What a great, great assurance. For in-Christ people, the spirit of Christ himself lives within. Talk about a “paraclete,” a Comforter, one who comes alongside (John 15-17).

Photo credit “Guard Rail and Grass Woodstock Vermont,” Christopher Sessums via Flickr, license Attribution-ShareAlike 2.0 Generic (CC BY-SA 2.0)


Now, that’s praise! “Songs Of Praise” from a migrant/refugee church In Calais, France

The BBC Is Filming “Songs Of Praise” At Migrant Church In Calais And Some People Are Furious

TV crews plan to broadcast footage from a migrant camp in Calais, France full of people hoping to reach Britain.

The BBC‘s decision to film a special edition of ‘Songs Of Praise’ from Calais’ biggest migrant camp has inflamed opinions, with critics branding the move “insensitive” while others say it could help humanize the crisis.

Crews for the TV program have been filming at a church in the so-called ‘Jungle’, a sprawling encampment home to thousands hoping to reach Britain.

 A woman enters the site of a church in a make shift camp near the port of Calais on July 31, 2015 in Calais, France. Strike action and daily attempts by hundreds of migrants to enter the Channel Tunnel and onto trains heading to the United Kingdom is causing delays to passenger and freight services across the channel.
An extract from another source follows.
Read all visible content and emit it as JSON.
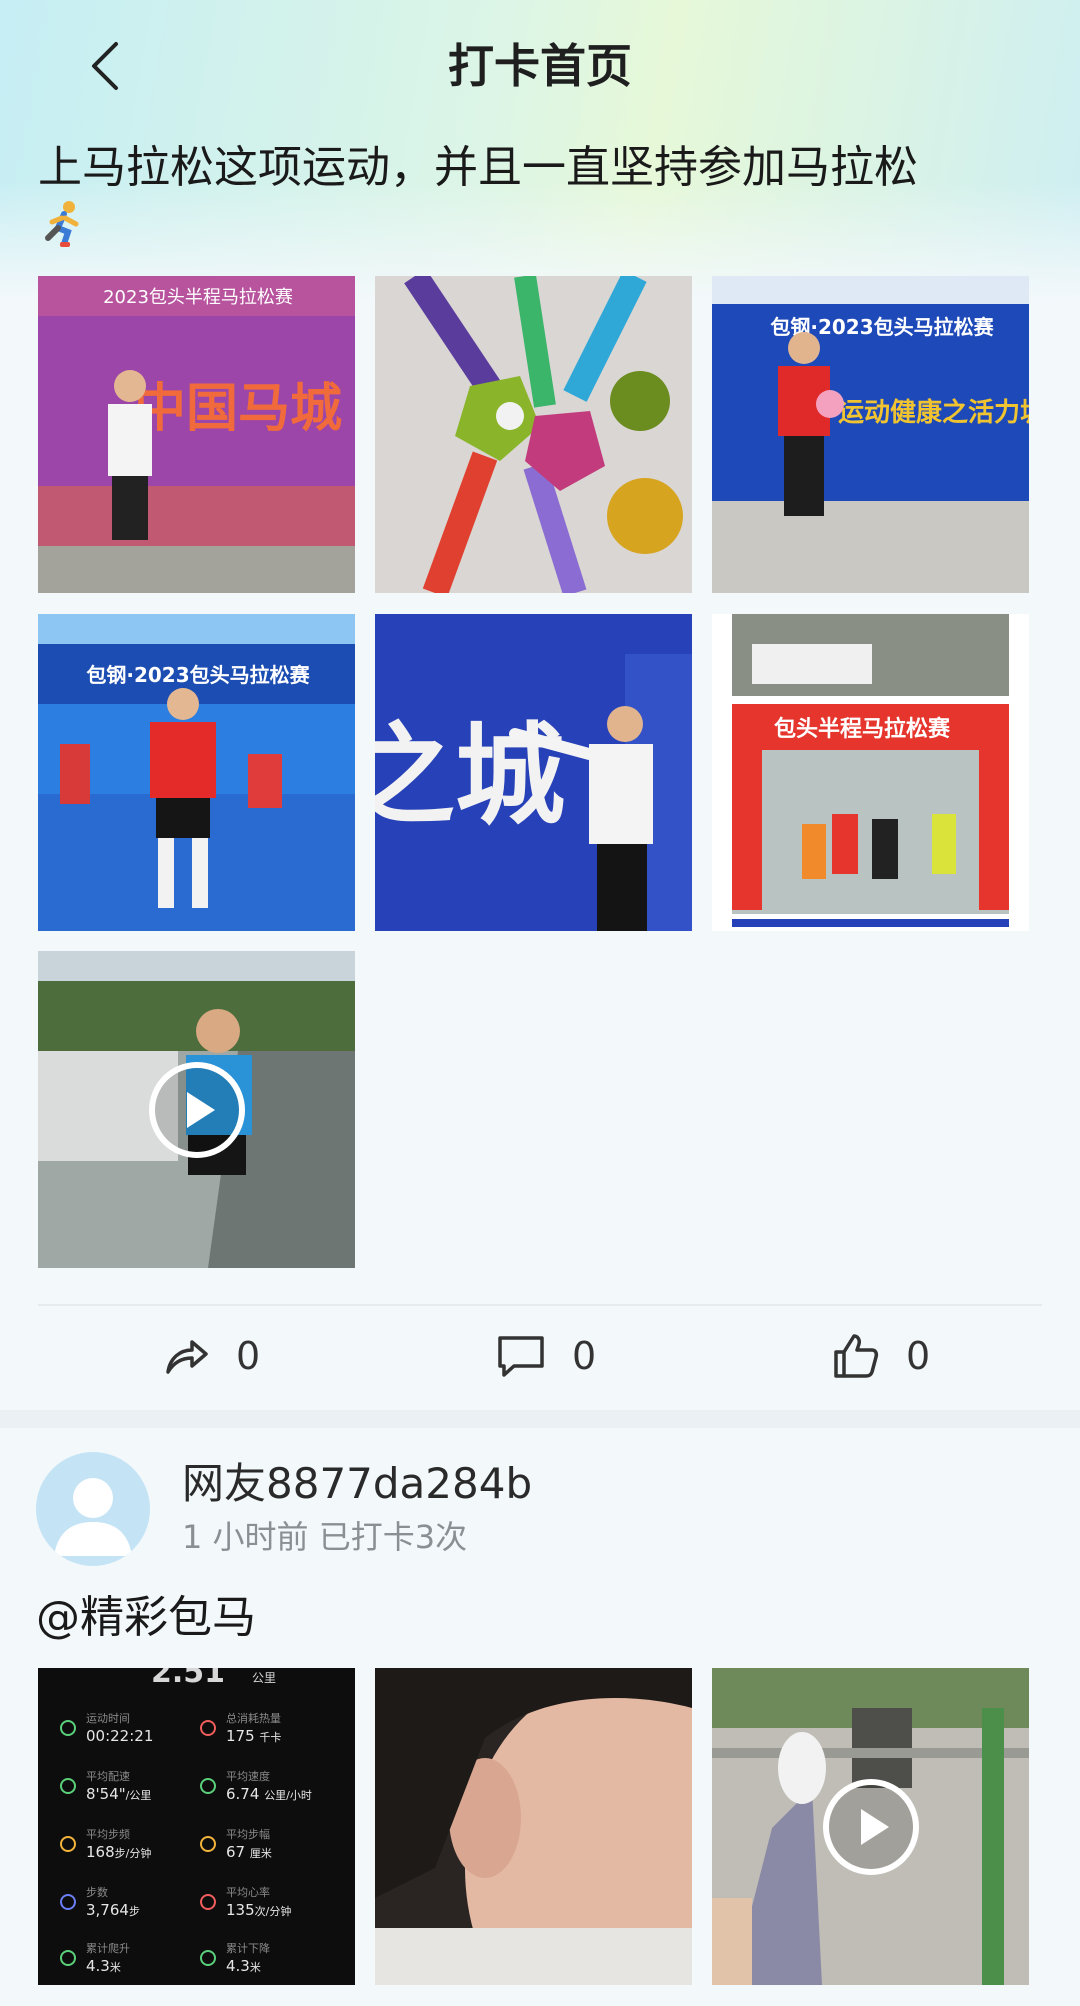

British Prime Minster David Cameron has announced that extra sniffer dogs and fencing are to be sent to Calais and land owned by the Ministry of Defence is to be used as a lorry park to ease congestion near the port of Dover in Kent. 
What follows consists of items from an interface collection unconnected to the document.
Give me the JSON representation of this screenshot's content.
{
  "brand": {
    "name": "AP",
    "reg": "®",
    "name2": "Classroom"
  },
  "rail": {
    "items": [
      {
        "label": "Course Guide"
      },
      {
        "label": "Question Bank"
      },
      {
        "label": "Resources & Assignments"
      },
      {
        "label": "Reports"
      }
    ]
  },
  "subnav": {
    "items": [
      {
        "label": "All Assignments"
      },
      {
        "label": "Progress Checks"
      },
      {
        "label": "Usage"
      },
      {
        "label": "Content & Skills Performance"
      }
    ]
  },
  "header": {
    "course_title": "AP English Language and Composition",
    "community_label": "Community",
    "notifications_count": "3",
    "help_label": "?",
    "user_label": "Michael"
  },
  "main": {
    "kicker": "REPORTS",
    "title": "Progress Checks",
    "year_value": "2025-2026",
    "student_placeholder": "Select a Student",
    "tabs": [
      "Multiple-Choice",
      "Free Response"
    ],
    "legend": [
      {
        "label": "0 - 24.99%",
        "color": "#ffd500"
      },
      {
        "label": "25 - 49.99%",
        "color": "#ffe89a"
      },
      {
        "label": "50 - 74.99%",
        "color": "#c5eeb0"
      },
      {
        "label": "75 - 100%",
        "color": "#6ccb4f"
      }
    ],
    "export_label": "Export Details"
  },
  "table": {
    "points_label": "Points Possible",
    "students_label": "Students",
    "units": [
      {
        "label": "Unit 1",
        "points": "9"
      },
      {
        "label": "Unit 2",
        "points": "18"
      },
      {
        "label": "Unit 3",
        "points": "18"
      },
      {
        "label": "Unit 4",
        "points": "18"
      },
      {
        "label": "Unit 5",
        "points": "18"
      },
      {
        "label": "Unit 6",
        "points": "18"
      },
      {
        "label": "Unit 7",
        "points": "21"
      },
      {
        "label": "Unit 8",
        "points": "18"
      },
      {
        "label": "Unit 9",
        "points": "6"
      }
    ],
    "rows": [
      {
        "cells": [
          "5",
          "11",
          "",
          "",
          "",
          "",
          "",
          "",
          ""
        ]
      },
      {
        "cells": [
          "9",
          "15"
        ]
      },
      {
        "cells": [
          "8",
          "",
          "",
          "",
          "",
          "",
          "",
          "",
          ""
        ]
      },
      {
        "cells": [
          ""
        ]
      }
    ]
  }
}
Andrew Rosindell, MP for Romford, told The Sun on Thursday: “This is an insensitive thing to do. We are facing a grave crisis.
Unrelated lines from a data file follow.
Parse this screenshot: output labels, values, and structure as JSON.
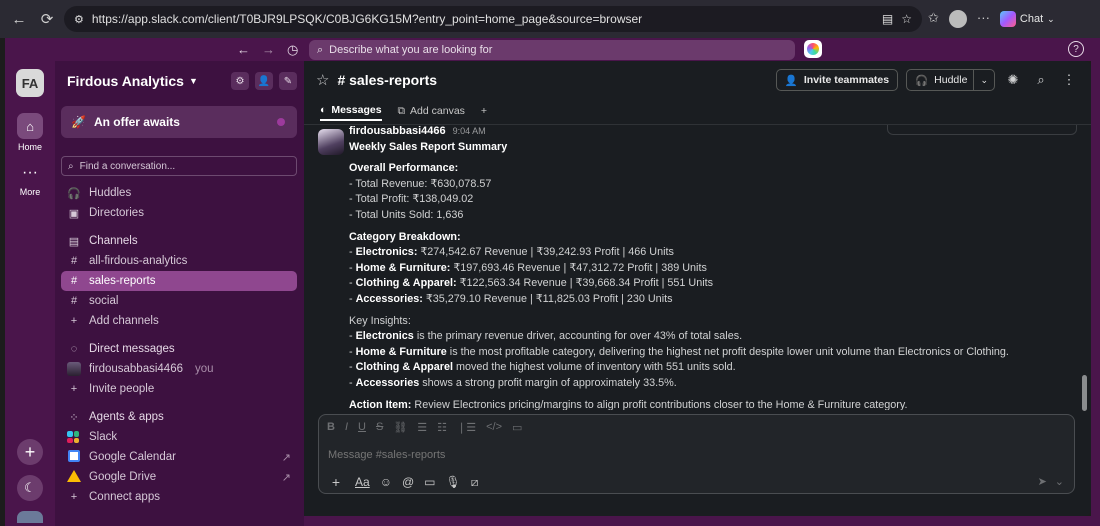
{
  "browser": {
    "url": "https://app.slack.com/client/T0BJR9LPSQK/C0BJG6KG15M?entry_point=home_page&source=browser",
    "chat_label": "Chat"
  },
  "topbar": {
    "search_placeholder": "Describe what you are looking for"
  },
  "rail": {
    "workspace_initials": "FA",
    "home_label": "Home",
    "more_label": "More"
  },
  "sidebar": {
    "workspace_name": "Firdous Analytics",
    "offer_label": "An offer awaits",
    "find_placeholder": "Find a conversation...",
    "huddles": "Huddles",
    "directories": "Directories",
    "channels_header": "Channels",
    "channels": [
      "all-firdous-analytics",
      "sales-reports",
      "social"
    ],
    "add_channels": "Add channels",
    "dm_header": "Direct messages",
    "dm_user": "firdousabbasi4466",
    "dm_you": "you",
    "invite_people": "Invite people",
    "apps_header": "Agents & apps",
    "apps": [
      "Slack",
      "Google Calendar",
      "Google Drive"
    ],
    "connect_apps": "Connect apps"
  },
  "channel": {
    "name": "sales-reports",
    "invite_label": "Invite teammates",
    "huddle_label": "Huddle",
    "tabs": [
      "Messages",
      "Add canvas"
    ]
  },
  "message": {
    "author": "firdousabbasi4466",
    "time": "9:04 AM",
    "title": "Weekly Sales Report Summary",
    "overall_header": "Overall Performance:",
    "overall": [
      "- Total Revenue: ₹630,078.57",
      "- Total Profit: ₹138,049.02",
      "- Total Units Sold: 1,636"
    ],
    "category_header": "Category Breakdown:",
    "categories": [
      {
        "name": "Electronics:",
        "text": " ₹274,542.67 Revenue | ₹39,242.93 Profit | 466 Units"
      },
      {
        "name": "Home & Furniture:",
        "text": " ₹197,693.46 Revenue | ₹47,312.72 Profit | 389 Units"
      },
      {
        "name": "Clothing & Apparel:",
        "text": " ₹122,563.34 Revenue | ₹39,668.34 Profit | 551 Units"
      },
      {
        "name": "Accessories:",
        "text": " ₹35,279.10 Revenue | ₹11,825.03 Profit | 230 Units"
      }
    ],
    "insights_header": "Key Insights:",
    "insights": [
      {
        "name": "Electronics",
        "text": " is the primary revenue driver, accounting for over 43% of total sales."
      },
      {
        "name": "Home & Furniture",
        "text": " is the most profitable category, delivering the highest net profit despite lower unit volume than Electronics or Clothing."
      },
      {
        "name": "Clothing & Apparel",
        "text": " moved the highest volume of inventory with 551 units sold."
      },
      {
        "name": "Accessories",
        "text": " shows a strong profit margin of approximately 33.5%."
      }
    ],
    "action_label": "Action Item:",
    "action_text": " Review Electronics pricing/margins to align profit contributions closer to the Home & Furniture category."
  },
  "composer": {
    "placeholder": "Message #sales-reports"
  },
  "colors": {
    "aubergine": "#4a154b",
    "sidebar": "#3d1140",
    "selected": "#8f478f",
    "main_bg": "#1a1d21"
  }
}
PHILIPPE HUGUEN via Getty Images

The BBC Is Filming “Songs Of Praise” At Migrant Church In Calais And Some People Are Furious.


Free resource for baptism candidates and classes

I had responsibility to prepare a handful of candidates for adult baptism some fifteen years ago. After completing Jack Miller’s Sonship Course in 1996 (World Harvest Mission, Jenkintown, PA), the German Reformer Martin Luther’s understanding of active faith in Christ became precious. As I thought how to prepare candidates, it came to me that there is no need to reinvent twenty centuries of Christian experience. Thinkers and pastors have worked on initiation into the Christian life. So, I prepared an approachable edition of Luther’s Small Catechism. Run it in at least three sessions. You would need to research, possibly by personal Bible study or hearing a sermon or lecture related to each session. Click below and help yourself. If you see possible edits or changes in structure, or would like to add commentary, please, get in touch. Baptism, Move of Faith

I should note that Jack Miller’s disorganized but quite wonderful Sonship course took inspiration from many sources including Luther’s Commentary on Galatians (available here and there on the net for free;  probably the best thing you could read today or any day for free, except the Bible). Richard Lovelace’s Dynamics of Spiritual Life — Lovelace was a Gordon-Conwell Seminary prof at the same time as Jack was a renegade prof at Westminster Seminary Phila. —  tracks closely with Sonship. “Why do we live the Christian life as orphans when those in Christ are sons and daughters?” might be the focussing question of Sonship.


Smart article on marriage in NYT July 18

2015-07-19_211429Pretty funny piece on being married, smart, this weekend’s NY Times.


Great bits: Her proposed toast!

“…it’s unlikely they will be each other’s best friend every single minute forever. And that while it’s good to aim high, it’s quite probable they will let each other down many times in ways both petty and profound that in this blissful moment they can’t even fathom.

Hard to imagine that making many glasses clink happily, but press on!

Her editorial comments:

It is easy for people who have never tried to do anything as strange and difficult as being married to say marriage doesn’t matter, or to condemn those who fail at it, or to mock those who even try. But there is so much beauty in the trying, and in the failing, and in the trying again. Peter renounced Jesus three times before the cock crowed. And yet, he was the rock upon whom Christ built his church.

Hey, a theology of grace in the NYT. Whew. So much better than the good old “try harder.” Ragamuffin Brennan Manning Jack Miller Martin Luther Sonship pure pleasure. Have your own read.